▶ **Instructions to follow**
Find how many lines below hold "Active", then state that number by itself.
☆ ☆ ☆
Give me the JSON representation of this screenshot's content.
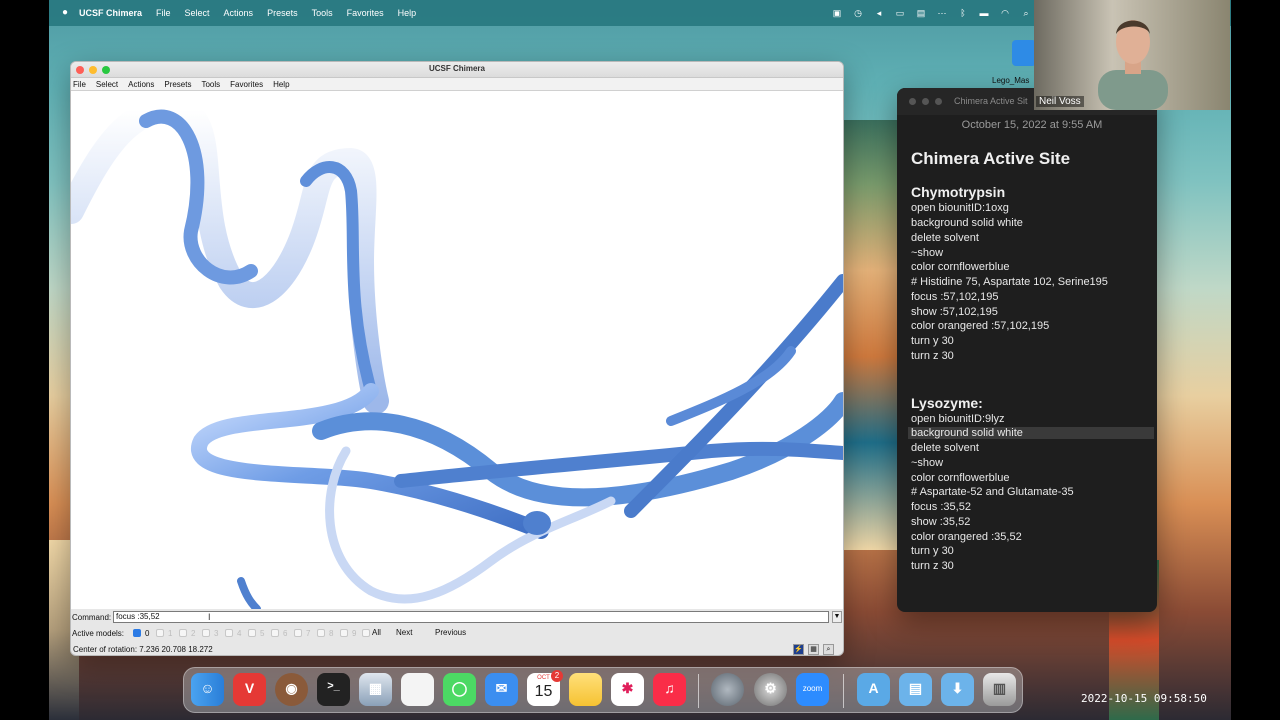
{
  "menubar": {
    "app": "UCSF Chimera",
    "items": [
      "File",
      "Select",
      "Actions",
      "Presets",
      "Tools",
      "Favorites",
      "Help"
    ]
  },
  "desktop_icon": {
    "label": "Lego_Mas"
  },
  "chimera": {
    "title": "UCSF Chimera",
    "menu": [
      "File",
      "Select",
      "Actions",
      "Presets",
      "Tools",
      "Favorites",
      "Help"
    ],
    "command_label": "Command:",
    "command_value": "focus :35,52",
    "active_models_label": "Active models:",
    "models": [
      "0",
      "1",
      "2",
      "3",
      "4",
      "5",
      "6",
      "7",
      "8",
      "9"
    ],
    "all_label": "All",
    "next_label": "Next",
    "previous_label": "Previous",
    "status": "Center of rotation: 7.236 20.708 18.272",
    "ribbon_color": "#5b8fd9"
  },
  "notes": {
    "window_title": "Chimera Active Sit",
    "date": "October 15, 2022 at 9:55 AM",
    "title": "Chimera Active Site",
    "section1": {
      "heading": "Chymotrypsin",
      "lines": [
        "open biounitID:1oxg",
        "background solid white",
        "delete solvent",
        "~show",
        "color cornflowerblue",
        "# Histidine 75, Aspartate 102, Serine195",
        "focus :57,102,195",
        "show :57,102,195",
        "color orangered :57,102,195",
        "turn y 30",
        "turn z 30"
      ]
    },
    "section2": {
      "heading": "Lysozyme:",
      "lines": [
        "open biounitID:9lyz",
        "background solid white",
        "delete solvent",
        "~show",
        "color cornflowerblue",
        "# Aspartate-52 and Glutamate-35",
        "focus :35,52",
        "show :35,52",
        "color orangered :35,52",
        "turn y 30",
        "turn z 30"
      ]
    }
  },
  "webcam": {
    "name": "Neil Voss"
  },
  "dock": {
    "calendar_month": "OCT",
    "calendar_day": "15",
    "calendar_badge": "2",
    "zoom_label": "zoom"
  },
  "timestamp": "2022-10-15  09:58:50"
}
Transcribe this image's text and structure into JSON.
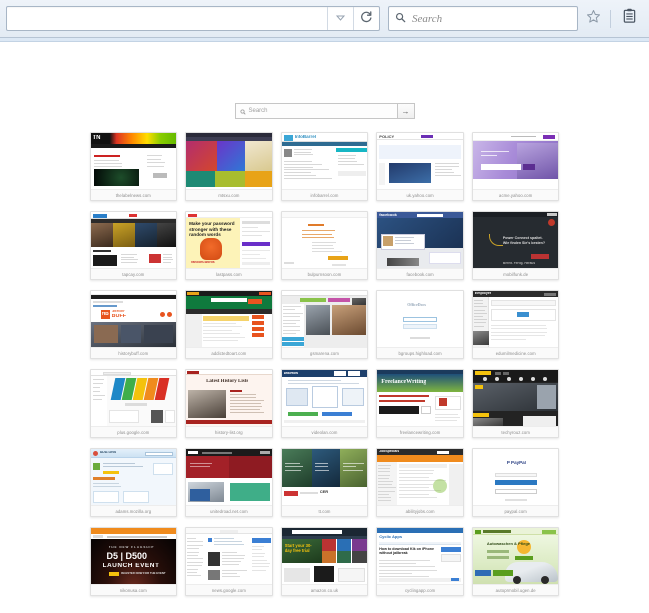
{
  "browser": {
    "url_value": "",
    "url_dropdown_icon": "chevron-down-icon",
    "reload_icon": "reload-icon",
    "search": {
      "placeholder": "Search",
      "icon": "search-icon"
    },
    "bookmark_icon": "star-icon",
    "reading_list_icon": "reading-list-icon"
  },
  "newtab": {
    "search": {
      "placeholder": "Search",
      "icon": "search-icon",
      "go_label": "→"
    },
    "tiles": [
      {
        "label": "thelabelnews.com",
        "theme": "tn"
      },
      {
        "label": "mtsxu.com",
        "theme": "colorgrid"
      },
      {
        "label": "infobarrel.com",
        "theme": "infobarrel"
      },
      {
        "label": "uk.yahoo.com",
        "theme": "policy"
      },
      {
        "label": "acme.yahoo.com",
        "theme": "purplehero"
      },
      {
        "label": "tapcay.com",
        "theme": "newsgrid"
      },
      {
        "label": "lastpass.com",
        "theme": "password"
      },
      {
        "label": "bulpurnsoon.com",
        "theme": "plaindoc"
      },
      {
        "label": "facebook.com",
        "theme": "facebook"
      },
      {
        "label": "mobilfunk.de",
        "theme": "darkhero"
      },
      {
        "label": "historybuff.com",
        "theme": "historybuff"
      },
      {
        "label": "addictedtoart.com",
        "theme": "greenstats"
      },
      {
        "label": "gsmarena.com",
        "theme": "gsmarena"
      },
      {
        "label": "bgroups.highload.com",
        "theme": "loginplain"
      },
      {
        "label": "edumilmedicine.com",
        "theme": "employer"
      },
      {
        "label": "plus.google.com",
        "theme": "rainbow"
      },
      {
        "label": "history-list.org",
        "theme": "historylist"
      },
      {
        "label": "videolan.com",
        "theme": "wikihow"
      },
      {
        "label": "freelancewriting.com",
        "theme": "freelance"
      },
      {
        "label": "techyrouz.com",
        "theme": "darkplayer"
      },
      {
        "label": "adams.mozilla.org",
        "theme": "addons"
      },
      {
        "label": "unitedroad.net.com",
        "theme": "redpanels"
      },
      {
        "label": "tt.com",
        "theme": "greenmap"
      },
      {
        "label": "abilityjobs.com",
        "theme": "orangeportal"
      },
      {
        "label": "paypal.com",
        "theme": "paypal"
      },
      {
        "label": "nikonusa.com",
        "theme": "nikond500"
      },
      {
        "label": "news.google.com",
        "theme": "newsfeed"
      },
      {
        "label": "amazon.co.uk",
        "theme": "amazon"
      },
      {
        "label": "cyclingapp.com",
        "theme": "cyclicapps"
      },
      {
        "label": "autoprmobil.ugen.de",
        "theme": "carsite"
      }
    ]
  },
  "colors": {
    "chrome_bg": "#e7eef7",
    "content_bg": "#ffffff",
    "tile_border": "#e0e0e0",
    "label_text": "#8a8a8a"
  }
}
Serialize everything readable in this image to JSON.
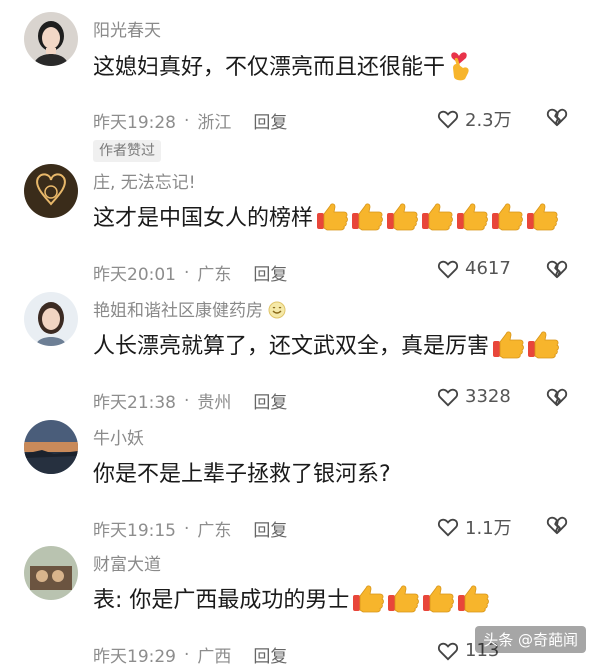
{
  "comments": [
    {
      "username": "阳光春天",
      "text": "这媳妇真好，不仅漂亮而且还很能干",
      "time": "昨天19:28",
      "location": "浙江",
      "reply_label": "回复",
      "likes": "2.3万",
      "badge": "作者赞过",
      "emoji": "hand-heart-emoji"
    },
    {
      "username": "庄, 无法忘记!",
      "text": "这才是中国女人的榜样",
      "time": "昨天20:01",
      "location": "广东",
      "reply_label": "回复",
      "likes": "4617",
      "emoji": "thumbs-up-emoji",
      "emoji_count": 7
    },
    {
      "username": "艳姐和谐社区康健药房",
      "text": "人长漂亮就算了，还文武双全，真是厉害",
      "time": "昨天21:38",
      "location": "贵州",
      "reply_label": "回复",
      "likes": "3328",
      "emoji": "thumbs-up-emoji",
      "emoji_count": 2
    },
    {
      "username": "牛小妖",
      "text": "你是不是上辈子拯救了银河系?",
      "time": "昨天19:15",
      "location": "广东",
      "reply_label": "回复",
      "likes": "1.1万"
    },
    {
      "username": "财富大道",
      "text": "表: 你是广西最成功的男士",
      "time": "昨天19:29",
      "location": "广西",
      "reply_label": "回复",
      "likes": "113",
      "emoji": "thumbs-up-emoji",
      "emoji_count": 4
    }
  ],
  "separator": "·",
  "watermark": "头条 @奇葩闻",
  "colors": {
    "text": "#1a1a1a",
    "meta": "#8d8d8d",
    "thumb": "#f7b52c",
    "thumb_cuff": "#e8463a"
  }
}
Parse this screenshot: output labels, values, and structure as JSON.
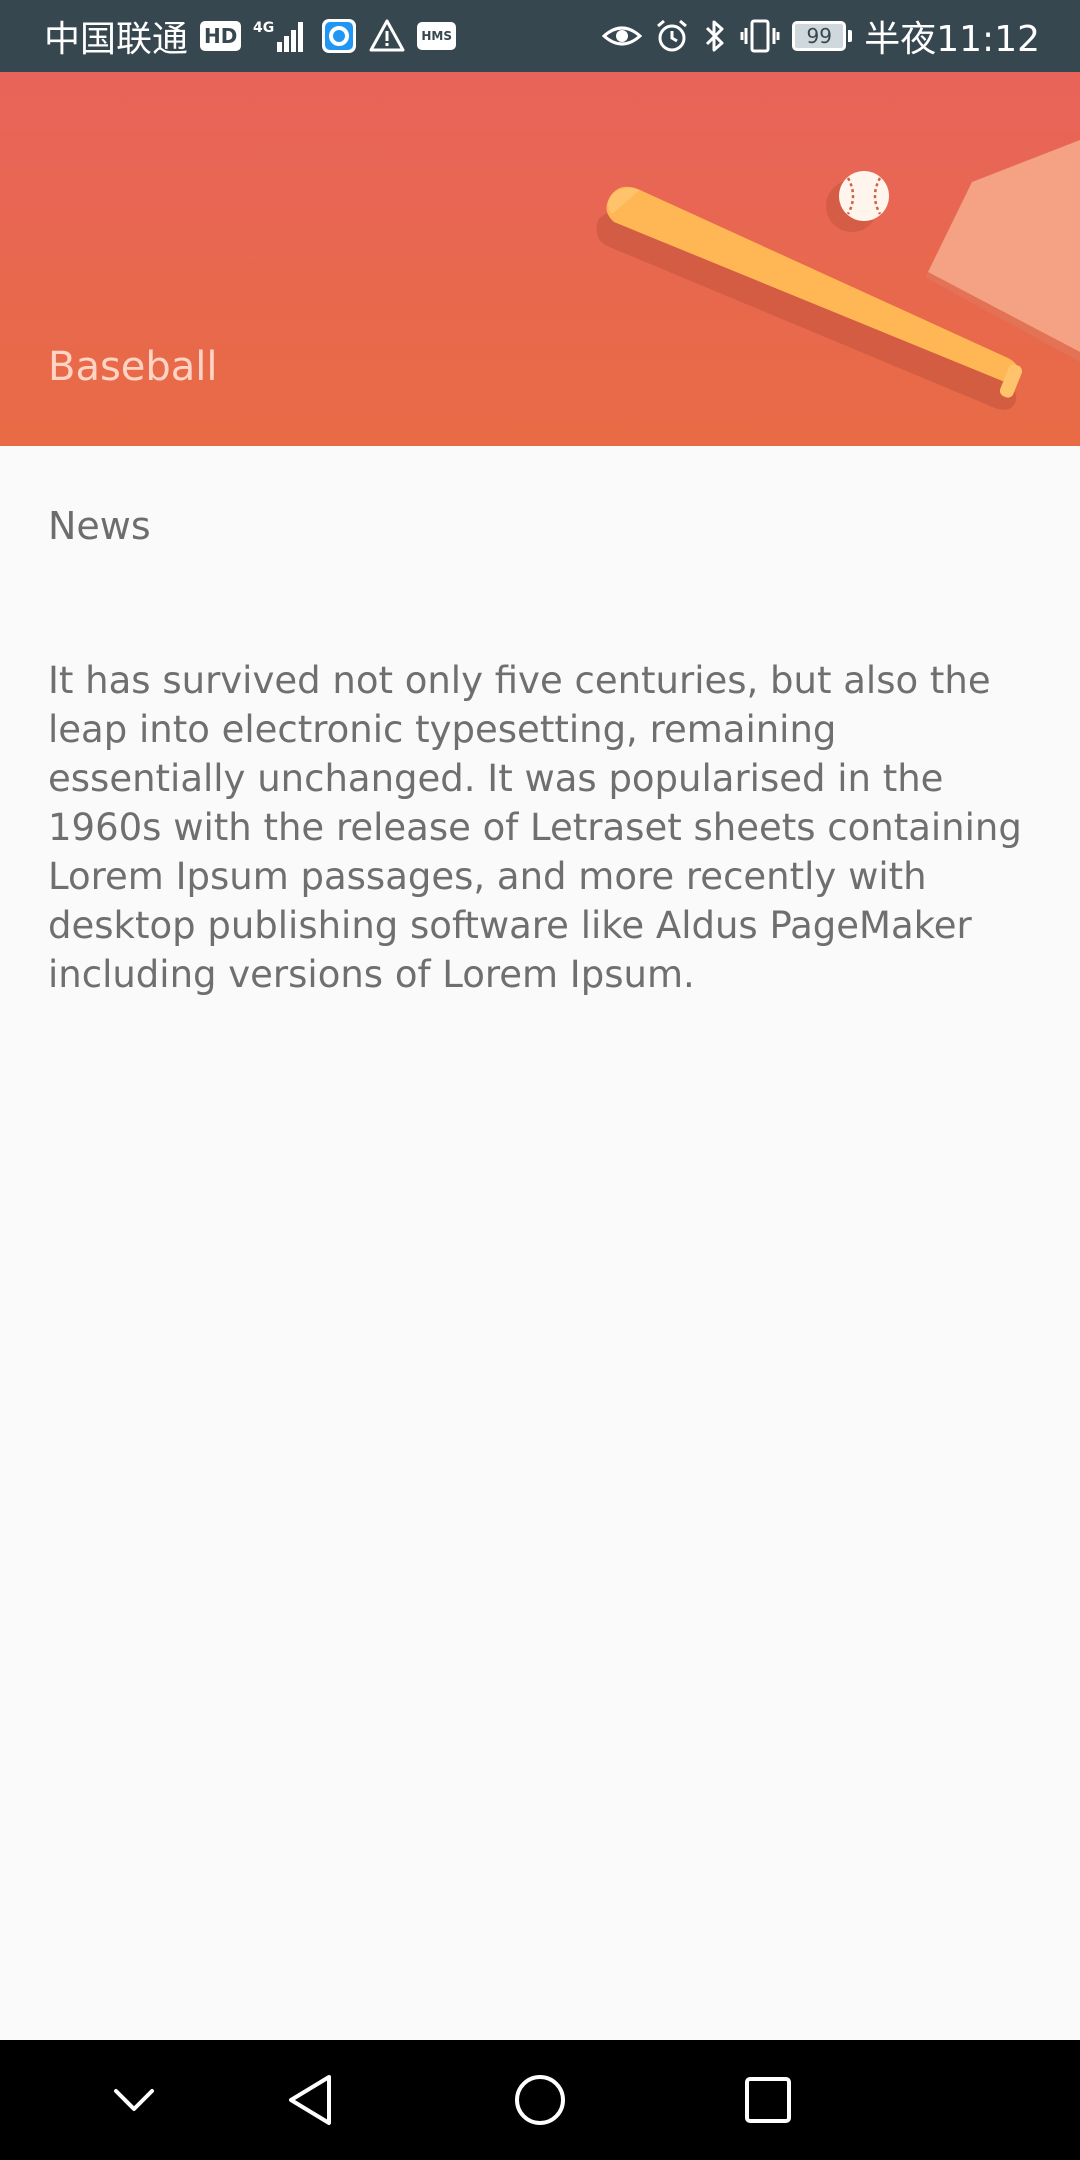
{
  "status_bar": {
    "carrier": "中国联通",
    "hd_badge": "HD",
    "network": "4G",
    "hms_badge": "HMS",
    "battery_level": "99",
    "time": "半夜11:12",
    "icons": [
      "hd-icon",
      "signal-icon",
      "app-notification-icon",
      "warning-icon",
      "hms-icon",
      "eye-icon",
      "alarm-icon",
      "bluetooth-icon",
      "vibrate-icon",
      "battery-icon"
    ]
  },
  "header": {
    "title": "Baseball",
    "gradient_colors": [
      "#e8645a",
      "#e86b45"
    ],
    "illustration": "baseball-bat-and-ball-illustration"
  },
  "content": {
    "section_title": "News",
    "body": "It has survived not only five centuries, but also the leap into electronic typesetting, remaining essentially unchanged. It was popularised in the 1960s with the release of Letraset sheets containing Lorem Ipsum passages, and more recently with desktop publishing software like Aldus PageMaker including versions of Lorem Ipsum."
  },
  "nav_bar": {
    "buttons": [
      "chevron-down-icon",
      "back-icon",
      "home-icon",
      "recents-icon"
    ]
  },
  "colors": {
    "status_bar": "#37474f",
    "header_title": "#ffd4c4",
    "background": "#fafafa",
    "text": "#6f6f6f",
    "nav_bar": "#000000"
  }
}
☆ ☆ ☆
▶ **Solution**
3